Every line in the listing is to be echoed verbatim.

┄┄┄┄┄┄┄┄┄┄

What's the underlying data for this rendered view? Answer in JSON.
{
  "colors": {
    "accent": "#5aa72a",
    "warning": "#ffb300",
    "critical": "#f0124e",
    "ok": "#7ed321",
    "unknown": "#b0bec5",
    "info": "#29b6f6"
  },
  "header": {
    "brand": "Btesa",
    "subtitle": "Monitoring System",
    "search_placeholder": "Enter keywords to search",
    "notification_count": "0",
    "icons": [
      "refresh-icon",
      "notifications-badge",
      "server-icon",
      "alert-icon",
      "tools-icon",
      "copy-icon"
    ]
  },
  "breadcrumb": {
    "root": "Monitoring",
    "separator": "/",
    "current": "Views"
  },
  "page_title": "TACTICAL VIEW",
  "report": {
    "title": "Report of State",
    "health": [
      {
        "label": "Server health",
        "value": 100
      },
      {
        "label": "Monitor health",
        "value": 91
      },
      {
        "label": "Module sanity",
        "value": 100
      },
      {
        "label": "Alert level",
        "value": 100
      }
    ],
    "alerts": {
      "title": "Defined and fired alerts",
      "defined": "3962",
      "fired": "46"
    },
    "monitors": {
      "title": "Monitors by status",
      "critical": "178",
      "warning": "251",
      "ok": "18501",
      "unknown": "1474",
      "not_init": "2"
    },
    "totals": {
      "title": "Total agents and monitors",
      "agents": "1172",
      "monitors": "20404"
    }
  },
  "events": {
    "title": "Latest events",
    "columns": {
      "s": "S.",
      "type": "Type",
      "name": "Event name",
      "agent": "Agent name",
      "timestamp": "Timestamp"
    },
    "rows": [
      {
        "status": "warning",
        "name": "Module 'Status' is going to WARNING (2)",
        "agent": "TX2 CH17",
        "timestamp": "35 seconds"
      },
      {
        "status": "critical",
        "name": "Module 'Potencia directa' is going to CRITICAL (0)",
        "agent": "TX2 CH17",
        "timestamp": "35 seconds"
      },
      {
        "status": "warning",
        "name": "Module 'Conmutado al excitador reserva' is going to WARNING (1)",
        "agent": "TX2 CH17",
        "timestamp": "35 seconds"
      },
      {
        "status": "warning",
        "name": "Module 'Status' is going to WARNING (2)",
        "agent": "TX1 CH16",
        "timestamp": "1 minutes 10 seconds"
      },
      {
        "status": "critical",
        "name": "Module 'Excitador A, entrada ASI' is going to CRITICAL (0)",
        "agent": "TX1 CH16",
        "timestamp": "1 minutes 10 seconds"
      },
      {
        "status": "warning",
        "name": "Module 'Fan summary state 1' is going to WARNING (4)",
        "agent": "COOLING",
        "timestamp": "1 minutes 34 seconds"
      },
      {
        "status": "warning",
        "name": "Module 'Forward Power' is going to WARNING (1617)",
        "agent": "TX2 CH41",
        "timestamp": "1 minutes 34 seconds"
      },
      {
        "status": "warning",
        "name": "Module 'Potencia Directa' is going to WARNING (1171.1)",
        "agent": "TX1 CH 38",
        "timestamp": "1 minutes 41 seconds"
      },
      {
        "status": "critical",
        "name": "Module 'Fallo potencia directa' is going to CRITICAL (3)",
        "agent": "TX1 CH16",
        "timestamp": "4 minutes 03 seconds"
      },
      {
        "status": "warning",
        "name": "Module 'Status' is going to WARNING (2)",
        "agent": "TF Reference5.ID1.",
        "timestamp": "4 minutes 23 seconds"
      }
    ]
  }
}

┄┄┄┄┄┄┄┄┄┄

● **Final answer**
What's the underlying data for this rendered view? Answer in JSON.
{
  "colors": {
    "accent": "#5aa72a",
    "warning": "#ffb300",
    "critical": "#f0124e",
    "ok": "#7ed321",
    "unknown": "#b0bec5",
    "info": "#29b6f6"
  },
  "header": {
    "brand": "Btesa",
    "subtitle": "Monitoring System",
    "search_placeholder": "Enter keywords to search",
    "notification_count": "0",
    "icons": [
      "refresh-icon",
      "notifications-badge",
      "server-icon",
      "alert-icon",
      "tools-icon",
      "copy-icon"
    ]
  },
  "breadcrumb": {
    "root": "Monitoring",
    "separator": "/",
    "current": "Views"
  },
  "page_title": "TACTICAL VIEW",
  "report": {
    "title": "Report of State",
    "health": [
      {
        "label": "Server health",
        "value": 100
      },
      {
        "label": "Monitor health",
        "value": 91
      },
      {
        "label": "Module sanity",
        "value": 100
      },
      {
        "label": "Alert level",
        "value": 100
      }
    ],
    "alerts": {
      "title": "Defined and fired alerts",
      "defined": "3962",
      "fired": "46"
    },
    "monitors": {
      "title": "Monitors by status",
      "critical": "178",
      "warning": "251",
      "ok": "18501",
      "unknown": "1474",
      "not_init": "2"
    },
    "totals": {
      "title": "Total agents and monitors",
      "agents": "1172",
      "monitors": "20404"
    }
  },
  "events": {
    "title": "Latest events",
    "columns": {
      "s": "S.",
      "type": "Type",
      "name": "Event name",
      "agent": "Agent name",
      "timestamp": "Timestamp"
    },
    "rows": [
      {
        "status": "warning",
        "name": "Module 'Status' is going to WARNING (2)",
        "agent": "TX2 CH17",
        "timestamp": "35 seconds"
      },
      {
        "status": "critical",
        "name": "Module 'Potencia directa' is going to CRITICAL (0)",
        "agent": "TX2 CH17",
        "timestamp": "35 seconds"
      },
      {
        "status": "warning",
        "name": "Module 'Conmutado al excitador reserva' is going to WARNING (1)",
        "agent": "TX2 CH17",
        "timestamp": "35 seconds"
      },
      {
        "status": "warning",
        "name": "Module 'Status' is going to WARNING (2)",
        "agent": "TX1 CH16",
        "timestamp": "1 minutes 10 seconds"
      },
      {
        "status": "critical",
        "name": "Module 'Excitador A, entrada ASI' is going to CRITICAL (0)",
        "agent": "TX1 CH16",
        "timestamp": "1 minutes 10 seconds"
      },
      {
        "status": "warning",
        "name": "Module 'Fan summary state 1' is going to WARNING (4)",
        "agent": "COOLING",
        "timestamp": "1 minutes 34 seconds"
      },
      {
        "status": "warning",
        "name": "Module 'Forward Power' is going to WARNING (1617)",
        "agent": "TX2 CH41",
        "timestamp": "1 minutes 34 seconds"
      },
      {
        "status": "warning",
        "name": "Module 'Potencia Directa' is going to WARNING (1171.1)",
        "agent": "TX1 CH 38",
        "timestamp": "1 minutes 41 seconds"
      },
      {
        "status": "critical",
        "name": "Module 'Fallo potencia directa' is going to CRITICAL (3)",
        "agent": "TX1 CH16",
        "timestamp": "4 minutes 03 seconds"
      },
      {
        "status": "warning",
        "name": "Module 'Status' is going to WARNING (2)",
        "agent": "TF Reference5.ID1.",
        "timestamp": "4 minutes 23 seconds"
      }
    ]
  }
}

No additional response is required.